### Instructions to follow
Without the pictures, set down the records below word for word.

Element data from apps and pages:
———

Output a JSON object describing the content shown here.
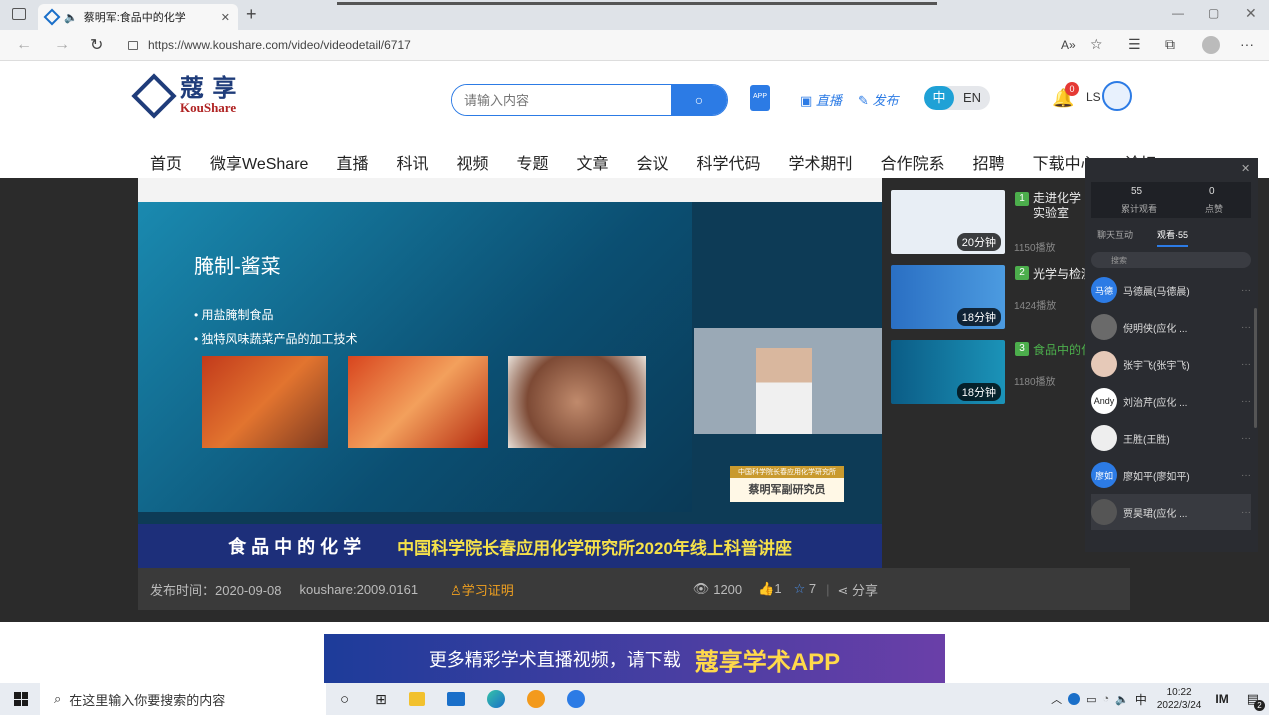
{
  "browser": {
    "tab_title": "蔡明军:食品中的化学",
    "url": "https://www.koushare.com/video/videodetail/6717"
  },
  "site": {
    "logo_cn": "蔻 享",
    "logo_en": "KouShare",
    "search_placeholder": "请输入内容",
    "app_label": "APP",
    "live_label": "直播",
    "publish_label": "发布",
    "lang_cn": "中",
    "lang_en": "EN",
    "notification_count": "0",
    "user_initials": "LS",
    "nav": [
      "首页",
      "微享WeShare",
      "直播",
      "科讯",
      "视频",
      "专题",
      "文章",
      "会议",
      "科学代码",
      "学术期刊",
      "合作院系",
      "招聘",
      "下载中心",
      "论坛"
    ]
  },
  "video": {
    "slide_title": "腌制-酱菜",
    "bullet1": "用盐腌制食品",
    "bullet2": "独特风味蔬菜产品的加工技术",
    "speaker_label_top": "中国科学院长春应用化学研究所",
    "speaker_label": "蔡明军副研究员",
    "banner_left": "食 品 中 的 化 学",
    "banner_right": "中国科学院长春应用化学研究所2020年线上科普讲座",
    "publish_time": "发布时间：2020-09-08",
    "code": "koushare:2009.0161",
    "cert": "学习证明",
    "views": "1200",
    "likes": "1",
    "favorites": "7",
    "share": "分享"
  },
  "recommendations": [
    {
      "num": "1",
      "title": "走进化学实验室",
      "plays": "1150播放",
      "duration": "20分钟"
    },
    {
      "num": "2",
      "title": "光学与检测",
      "plays": "1424播放",
      "duration": "18分钟"
    },
    {
      "num": "3",
      "title": "食品中的化学",
      "plays": "1180播放",
      "duration": "18分钟"
    }
  ],
  "panel": {
    "total_views": "55",
    "total_views_label": "累计观看",
    "likes": "0",
    "likes_label": "点赞",
    "tab_chat": "聊天互动",
    "tab_watch": "观看·55",
    "search_placeholder": "搜索",
    "viewers": [
      {
        "avatar": "马德",
        "name": "马德晨(马德晨)"
      },
      {
        "avatar": "",
        "name": "倪明侠(应化 ..."
      },
      {
        "avatar": "",
        "name": "张宇飞(张宇飞)"
      },
      {
        "avatar": "Andy",
        "name": "刘治芹(应化 ..."
      },
      {
        "avatar": "",
        "name": "王胜(王胜)"
      },
      {
        "avatar": "廖如",
        "name": "廖如平(廖如平)"
      },
      {
        "avatar": "",
        "name": "贾昊珺(应化 ..."
      }
    ]
  },
  "promo": {
    "text": "更多精彩学术直播视频，请下载",
    "app": "蔻享学术APP"
  },
  "taskbar": {
    "search_placeholder": "在这里输入你要搜索的内容",
    "ime": "中",
    "time": "10:22",
    "date": "2022/3/24",
    "notif_count": "2"
  }
}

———

### Solution to the exercise
Output a JSON object describing the content shown here.
{
  "browser": {
    "tab_title": "蔡明军:食品中的化学",
    "url": "https://www.koushare.com/video/videodetail/6717"
  },
  "site": {
    "logo_cn": "蔻 享",
    "logo_en": "KouShare",
    "search_placeholder": "请输入内容",
    "app_label": "APP",
    "live_label": "直播",
    "publish_label": "发布",
    "lang_cn": "中",
    "lang_en": "EN",
    "notification_count": "0",
    "user_initials": "LS",
    "nav": [
      "首页",
      "微享WeShare",
      "直播",
      "科讯",
      "视频",
      "专题",
      "文章",
      "会议",
      "科学代码",
      "学术期刊",
      "合作院系",
      "招聘",
      "下载中心",
      "论坛"
    ]
  },
  "video": {
    "slide_title": "腌制-酱菜",
    "bullet1": "用盐腌制食品",
    "bullet2": "独特风味蔬菜产品的加工技术",
    "speaker_label_top": "中国科学院长春应用化学研究所",
    "speaker_label": "蔡明军副研究员",
    "banner_left": "食 品 中 的 化 学",
    "banner_right": "中国科学院长春应用化学研究所2020年线上科普讲座",
    "publish_time": "发布时间：2020-09-08",
    "code": "koushare:2009.0161",
    "cert": "学习证明",
    "views": "1200",
    "likes": "1",
    "favorites": "7",
    "share": "分享"
  },
  "recommendations": [
    {
      "num": "1",
      "title": "走进化学实验室",
      "plays": "1150播放",
      "duration": "20分钟"
    },
    {
      "num": "2",
      "title": "光学与检测",
      "plays": "1424播放",
      "duration": "18分钟"
    },
    {
      "num": "3",
      "title": "食品中的化学",
      "plays": "1180播放",
      "duration": "18分钟"
    }
  ],
  "panel": {
    "total_views": "55",
    "total_views_label": "累计观看",
    "likes": "0",
    "likes_label": "点赞",
    "tab_chat": "聊天互动",
    "tab_watch": "观看·55",
    "search_placeholder": "搜索",
    "viewers": [
      {
        "avatar": "马德",
        "name": "马德晨(马德晨)"
      },
      {
        "avatar": "",
        "name": "倪明侠(应化 ..."
      },
      {
        "avatar": "",
        "name": "张宇飞(张宇飞)"
      },
      {
        "avatar": "Andy",
        "name": "刘治芹(应化 ..."
      },
      {
        "avatar": "",
        "name": "王胜(王胜)"
      },
      {
        "avatar": "廖如",
        "name": "廖如平(廖如平)"
      },
      {
        "avatar": "",
        "name": "贾昊珺(应化 ..."
      }
    ]
  },
  "promo": {
    "text": "更多精彩学术直播视频，请下载",
    "app": "蔻享学术APP"
  },
  "taskbar": {
    "search_placeholder": "在这里输入你要搜索的内容",
    "ime": "中",
    "time": "10:22",
    "date": "2022/3/24",
    "notif_count": "2"
  }
}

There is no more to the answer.